Yes it is “ paint "( I don’t know what you mean by paint or varnish, varnish is transparent and paint is not both are coatings ) or maybe better defined as black lacquer over brass.can you tell me if the selmer action 2 from the 1991 series is painted black or if it's varnish? and what changes in the black sound?
I had a silver plated Mark VI soprano and just let it tarnish because it was a pain to take care of. It only turned black around the ribs and keys and the body turned an odd color.Amen - just let your silverplated horn tarnish.
I don't think so. Nitrocellulose is very flammable.Well, "paint" and "varnish" are not terms of art.
It's my understanding that Selmer still use a nitrocellulose "lacquer" (in inverted commas because it's not REALLY lacquer made from the secretions of the lac insect, it's a synthetic simulation of that). What it is, is a resin (nitrocellulose in this case, but other companies use other formulations) in a solvent carrier. As the solvent evaporates, the resin cures (it's not a drying process, it's an irreversible chemical reaction) and becomes hard.
If you want to color the coating, you add pigmenting materials. Most saxophones have a transparent tint added. For opaque coatings (as black "lacquer"), the pigments are opaque and basically consist of ultrafine particles suspended in the resin/solvent, and they're fixed in place when the resin cures.

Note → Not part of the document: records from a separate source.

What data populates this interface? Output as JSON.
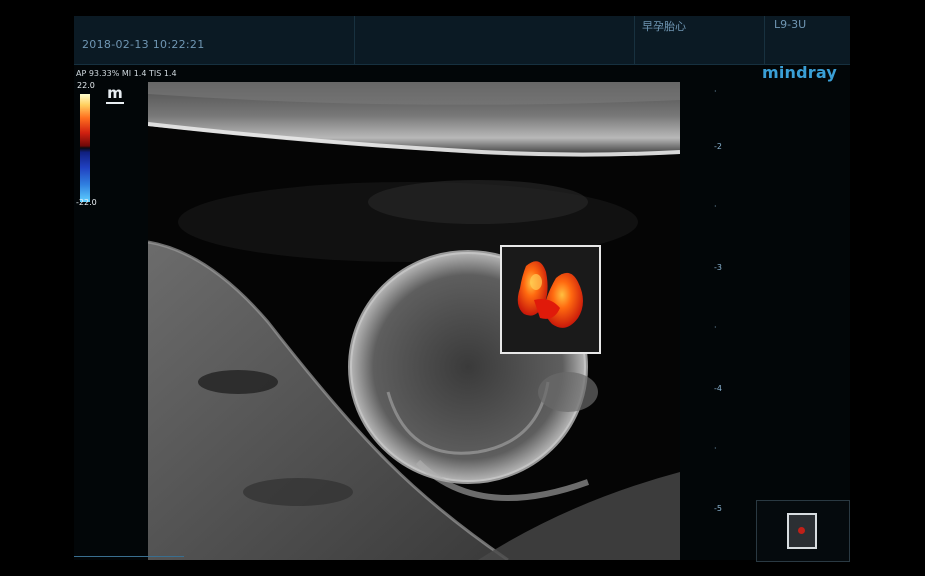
{
  "header": {
    "datetime": "2018-02-13    10:22:21",
    "preset": "早孕胎心",
    "probe": "L9-3U"
  },
  "brand": "mindray",
  "params": "AP 93.33%  MI 1.4 TIS 1.4",
  "color_scale": {
    "max": "22.0",
    "min": "-22.0"
  },
  "depth_ticks": [
    {
      "label": "-2",
      "value": 2
    },
    {
      "label": "-3",
      "value": 3
    },
    {
      "label": "-4",
      "value": 4
    },
    {
      "label": "-5",
      "value": 5
    }
  ],
  "icons": {
    "mode": "m-icon"
  },
  "colors": {
    "brand": "#3a9fd6",
    "header_bg": "#0b1a24",
    "header_text": "#6f96b3",
    "flow_red": "#e0200c",
    "flow_yellow": "#ff9a1a"
  }
}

Many other manufacturers use a two part coating for the resin - this could be epoxy, could be urethane, could be other things. The old Conn finishes from the 50s through the end were, I believe, epoxy, and they're extremely durable.
So if you have a black Selmer, it means that the coating has a black pigment in it. You can call it "paint", you can call it "varnish", you can call it "coating" but those terms don't have any actual technical meaning.
Yes, lacquer typicallly darkens and scorches when doing solder repairs, and you have to be careful when repadding.I don't think so. Nitrocellulose is very flammable.
It would be impossible to make a soldering (or even, a repadding with a torch) without loosing a lot of lacquer.
Moreover, using nitrocellulose would be very dangerous for the workers.